Both the men and women train hard and put in long miles

By Kelly Manalo, Staff Writer

On Oct. 27 the cross country team will send seven female and six male contenders to the Big Sky Conference Championships in Flagstaff, Ariz.

“The team has a shared vision and goal for what they are working towards. Teammates are working really hard and are accountable to each other,” said head coach Christopher Zeller.

“For a lot of these guys it is going to be a valuable experience to have this [Big Sky Conference Championship] since everyone [on the team] is young,” said Zeller. There are only three seniors on the team of twenty-three, according to the team roster.

The team started training in August and will continue to train throughout conference with a two-week break between cross country and track and field. Everyone on the cross country team is also on the track and field team, according to Zeller.

“At the beginning of the season we build up our mileage. Two-fifths of the season we hit our peak mileage and start handling some big workouts, increasing the intensity of it. This helps reach our peak [performance] and be well rested towards the end [of the season],” said David Thor, freshman.

At the beginning of training, runners start at 25 miles per week, according to Zeller.

“Peak mileage varies between runners. If a [male] freshman is coming in they will try to build up to 70 miles a week and that will be their high point. Then we’ll start to lower it. The number of miles they run starts to decrease towards the end,” said Zeller.

“Girls work up to 50-55 miles a week at their highest. Berenice [Penaloza] and Katie [Mahoney] run 70 miles a week. What level they are depends on training age and past experience,” said Zeller.

Male freshman work up to 70 miles per week and some team members run 100 miles a week, according to Zeller.

“When they’re out there putting in those kind of miles. They’re working towards something special,” said Zeller.
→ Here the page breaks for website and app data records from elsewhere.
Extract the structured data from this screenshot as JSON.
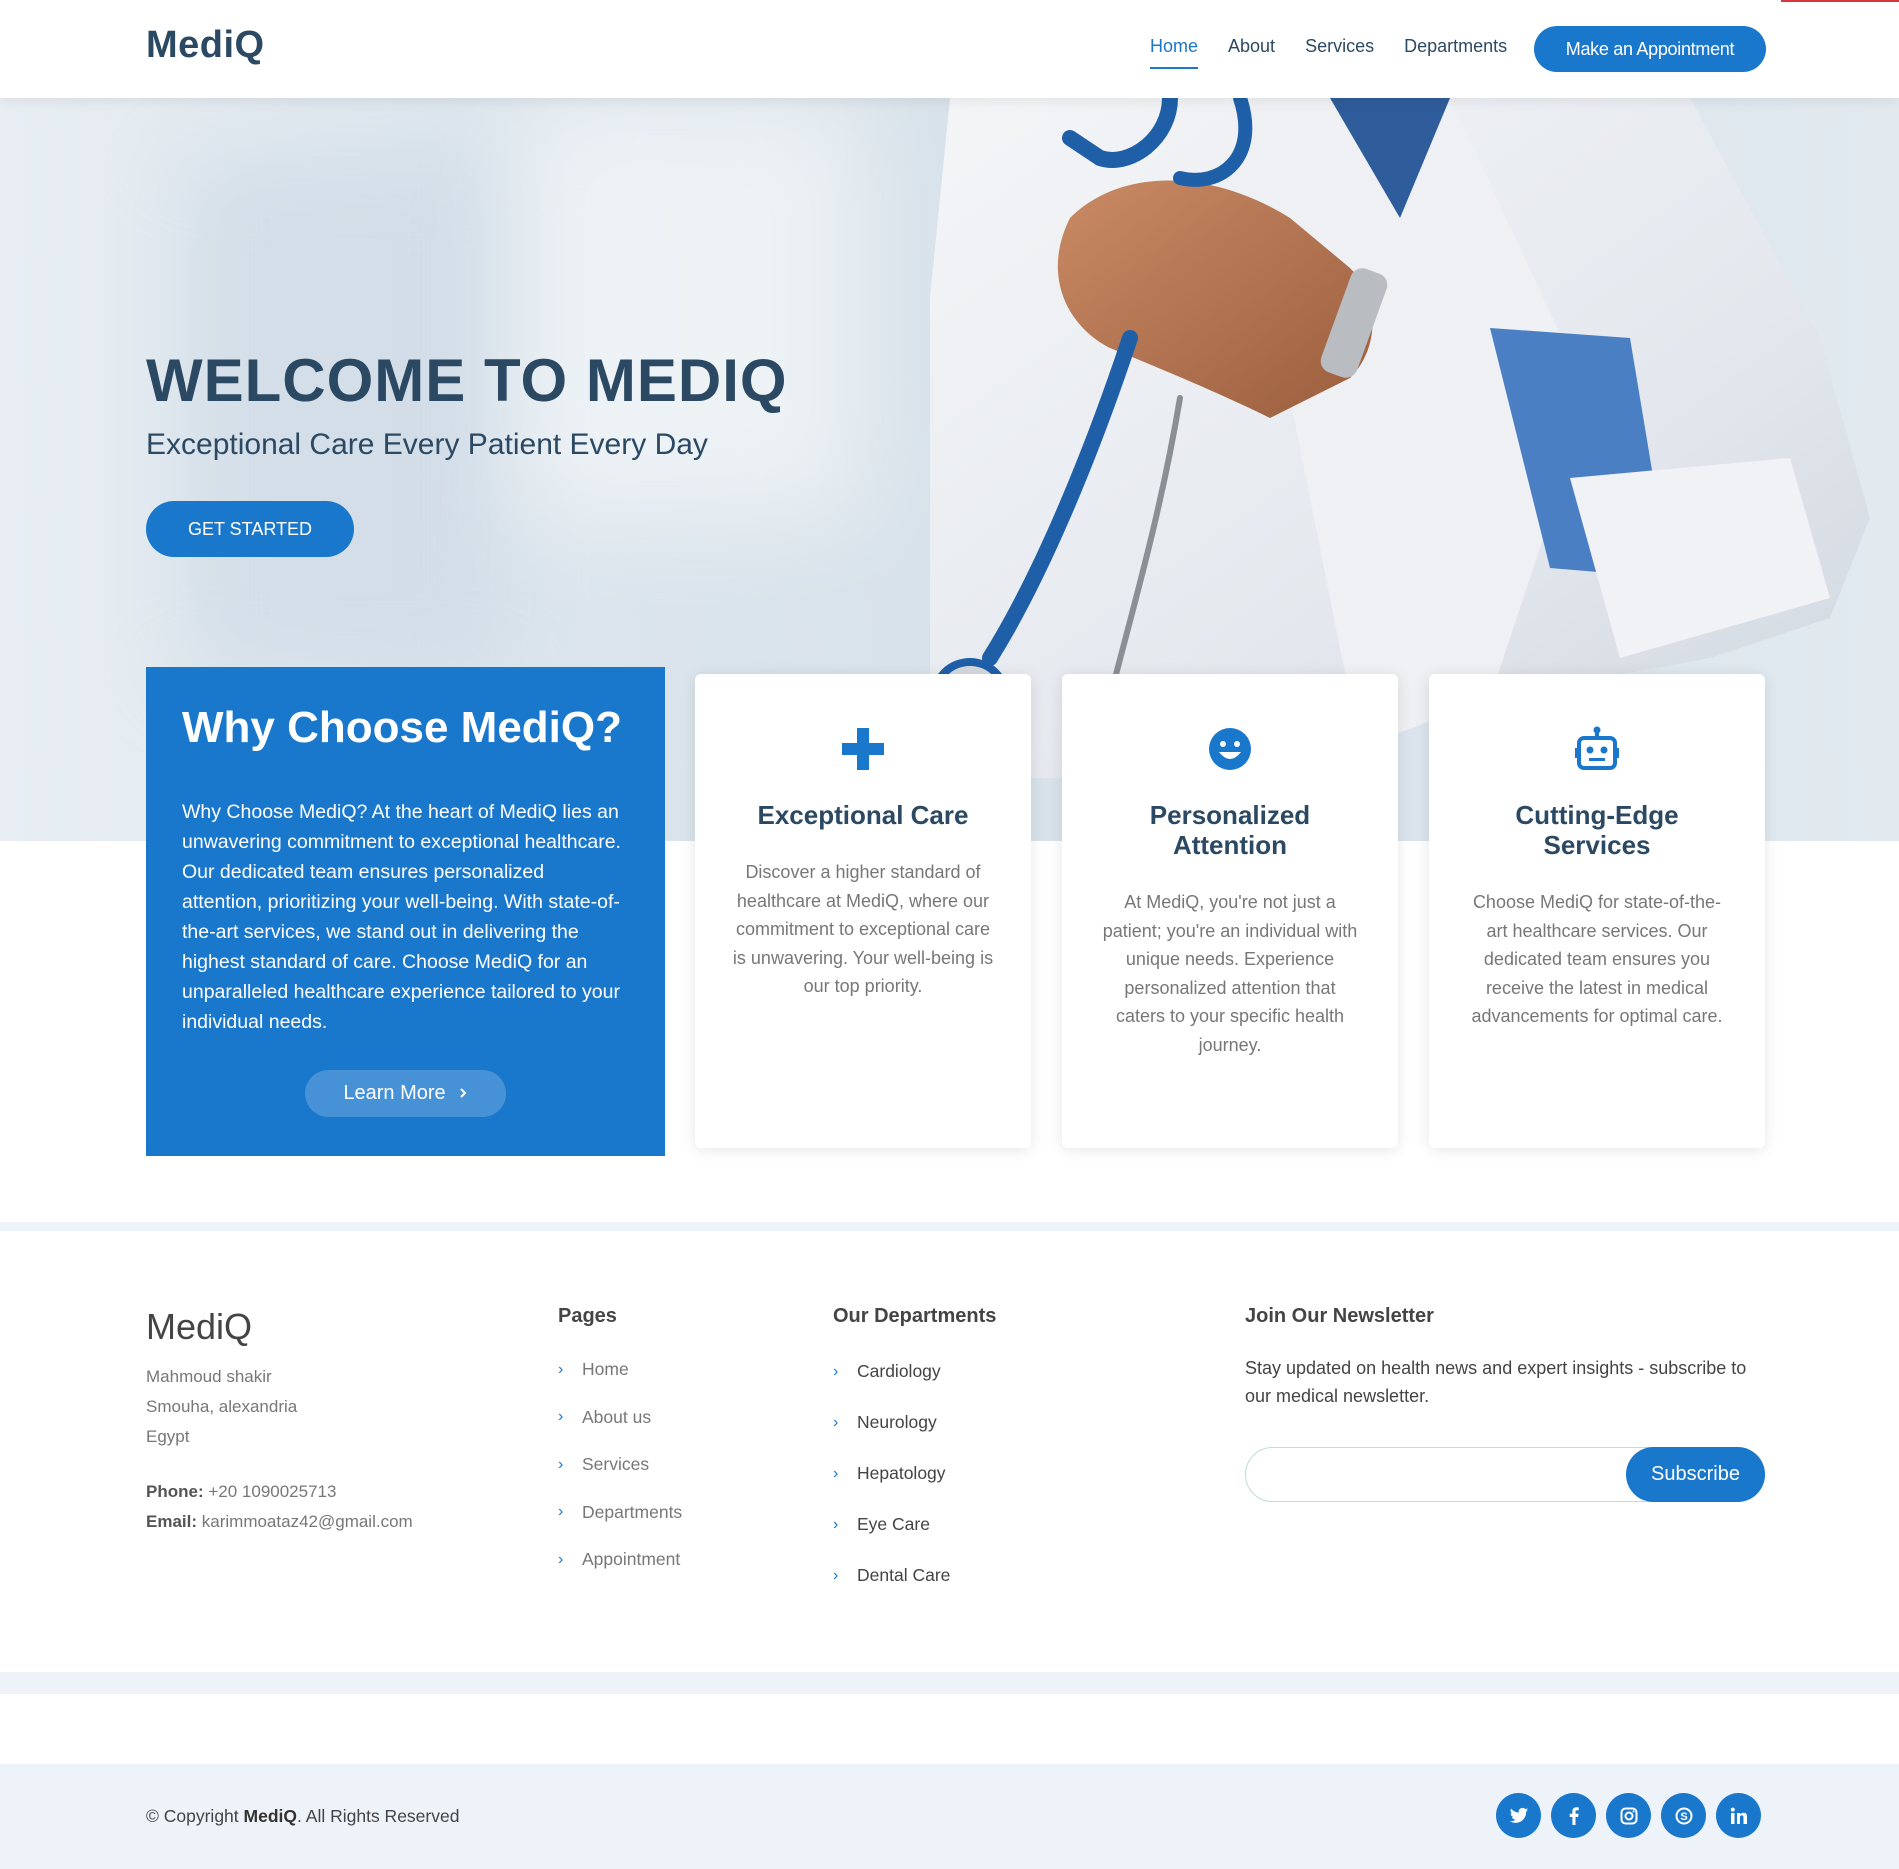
{
  "header": {
    "logo": "MediQ",
    "nav": [
      "Home",
      "About",
      "Services",
      "Departments"
    ],
    "active_nav": "Home",
    "appointment_button": "Make an Appointment"
  },
  "hero": {
    "title": "WELCOME TO MEDIQ",
    "subtitle": "Exceptional Care Every Patient Every Day",
    "cta": "GET STARTED"
  },
  "why": {
    "title": "Why Choose MediQ?",
    "text": "Why Choose MediQ? At the heart of MediQ lies an unwavering commitment to exceptional healthcare. Our dedicated team ensures personalized attention, prioritizing your well-being. With state-of-the-art services, we stand out in delivering the highest standard of care. Choose MediQ for an unparalleled healthcare experience tailored to your individual needs.",
    "button": "Learn More"
  },
  "cards": [
    {
      "icon": "plus-icon",
      "title": "Exceptional Care",
      "text": "Discover a higher standard of healthcare at MediQ, where our commitment to exceptional care is unwavering. Your well-being is our top priority."
    },
    {
      "icon": "smile-icon",
      "title": "Personalized Attention",
      "text": "At MediQ, you're not just a patient; you're an individual with unique needs. Experience personalized attention that caters to your specific health journey."
    },
    {
      "icon": "robot-icon",
      "title": "Cutting-Edge Services",
      "text": "Choose MediQ for state-of-the-art healthcare services. Our dedicated team ensures you receive the latest in medical advancements for optimal care."
    }
  ],
  "footer": {
    "logo": "MediQ",
    "address": [
      "Mahmoud shakir",
      "Smouha, alexandria",
      "Egypt"
    ],
    "phone_label": "Phone:",
    "phone": "+20 1090025713",
    "email_label": "Email:",
    "email": "karimmoataz42@gmail.com",
    "pages_title": "Pages",
    "pages": [
      "Home",
      "About us",
      "Services",
      "Departments",
      "Appointment"
    ],
    "departments_title": "Our Departments",
    "departments": [
      "Cardiology",
      "Neurology",
      "Hepatology",
      "Eye Care",
      "Dental Care"
    ],
    "newsletter_title": "Join Our Newsletter",
    "newsletter_text": "Stay updated on health news and expert insights - subscribe to our medical newsletter.",
    "newsletter_placeholder": "",
    "subscribe_button": "Subscribe",
    "copyright_prefix": "© Copyright",
    "copyright_brand": "MediQ",
    "copyright_suffix": ". All Rights Reserved",
    "socials": [
      "twitter-icon",
      "facebook-icon",
      "instagram-icon",
      "skype-icon",
      "linkedin-icon"
    ]
  },
  "colors": {
    "accent": "#1977cc",
    "heading": "#2c4964",
    "text_muted": "#777777",
    "footer_bg": "#eef3fa"
  }
}
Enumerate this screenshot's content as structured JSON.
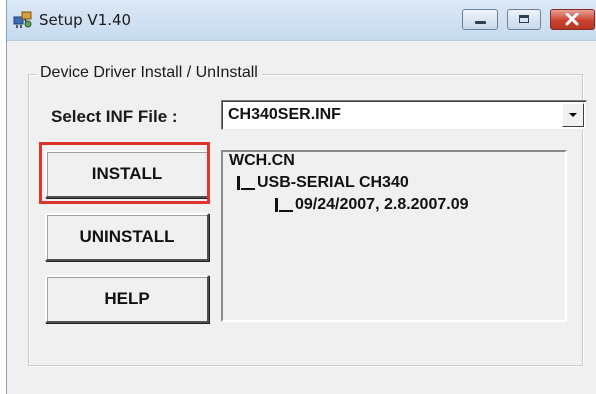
{
  "window": {
    "title": "Setup V1.40"
  },
  "titlebar_buttons": {
    "minimize_icon": "minimize-icon",
    "maximize_icon": "maximize-icon",
    "close_icon": "close-icon"
  },
  "group": {
    "label": "Device Driver Install / UnInstall"
  },
  "inf_select": {
    "label": "Select INF File :",
    "value": "CH340SER.INF"
  },
  "buttons": {
    "install": "INSTALL",
    "uninstall": "UNINSTALL",
    "help": "HELP"
  },
  "driver_info": {
    "vendor": "WCH.CN",
    "device": "USB-SERIAL CH340",
    "version": "09/24/2007, 2.8.2007.09"
  },
  "highlight_color": "#e0322f"
}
“We want to run that much. It’s [all about] goals and seeing what you can do. If I place high [in a race] that means I can be so much better,” said Penaloza, freshman.

“I just want to get the race over with. It’s at 7,000 feet, I’m not gonna put any pressure [on myself] about running fast times. All I want is to have a good race,” said Thor.

According to Zeller, no one person can carry the sport. It takes five or six quality athletes. Even though sixth and seventh place do not count, they might help displace other teams points.

The team with the lowest score wins. The top five runners scores will be added to the teams score to decide what place the team gets as a whole, according to Zeller.

“It’s all about the place, not the time,” said Zeller.

The team supports each other on the course, track, in school, wherever they are, according to Danie Moon, sophomore biology major.

“We have a mature, intelligent group, with no drama. It says a lot about the team,” said Coach Zeller. Thor then went on to say, “If we don’t get along we’re stuck together for the next few years.”

“We’re pretty close, it’s only my first few months as a team and [it] already feels like a family,” said Thor.